───── Task data ─────

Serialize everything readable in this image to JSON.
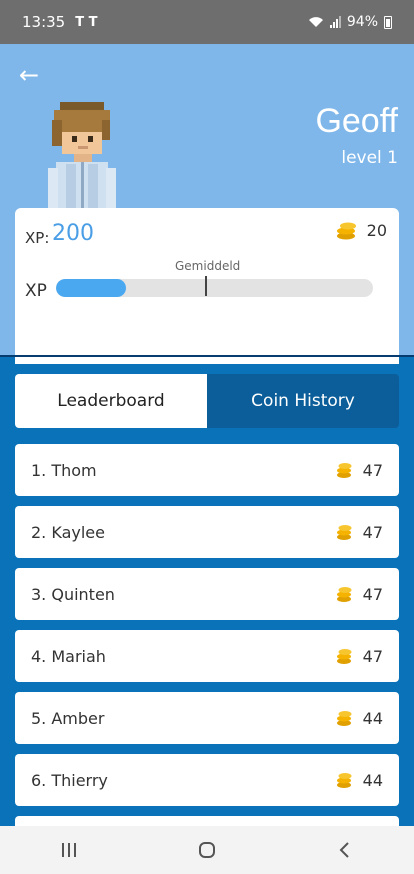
{
  "status_bar": {
    "time": "13:35",
    "tesla": "Τ Τ",
    "battery": "94%"
  },
  "profile": {
    "name": "Geoff",
    "level": "level 1"
  },
  "stats": {
    "xp_label": "XP:",
    "xp_value": "200",
    "coins": "20",
    "average_label": "Gemiddeld",
    "bar_label": "XP",
    "xp_progress": 0.22,
    "average_position": 0.47
  },
  "tabs": [
    {
      "label": "Leaderboard",
      "active": true
    },
    {
      "label": "Coin History",
      "active": false
    }
  ],
  "leaderboard": [
    {
      "rank": "1. Thom",
      "coins": "47"
    },
    {
      "rank": "2. Kaylee",
      "coins": "47"
    },
    {
      "rank": "3. Quinten",
      "coins": "47"
    },
    {
      "rank": "4. Mariah",
      "coins": "47"
    },
    {
      "rank": "5. Amber",
      "coins": "44"
    },
    {
      "rank": "6. Thierry",
      "coins": "44"
    }
  ],
  "colors": {
    "header": "#7fb7ea",
    "accent": "#4aa8f0",
    "page": "#0a72b8",
    "coin": "#f5b300"
  }
}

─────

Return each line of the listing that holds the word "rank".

Worked solution:
      "rank": "1. Thom",
      "rank": "2. Kaylee",
      "rank": "3. Quinten",
      "rank": "4. Mariah",
      "rank": "5. Amber",
      "rank": "6. Thierry",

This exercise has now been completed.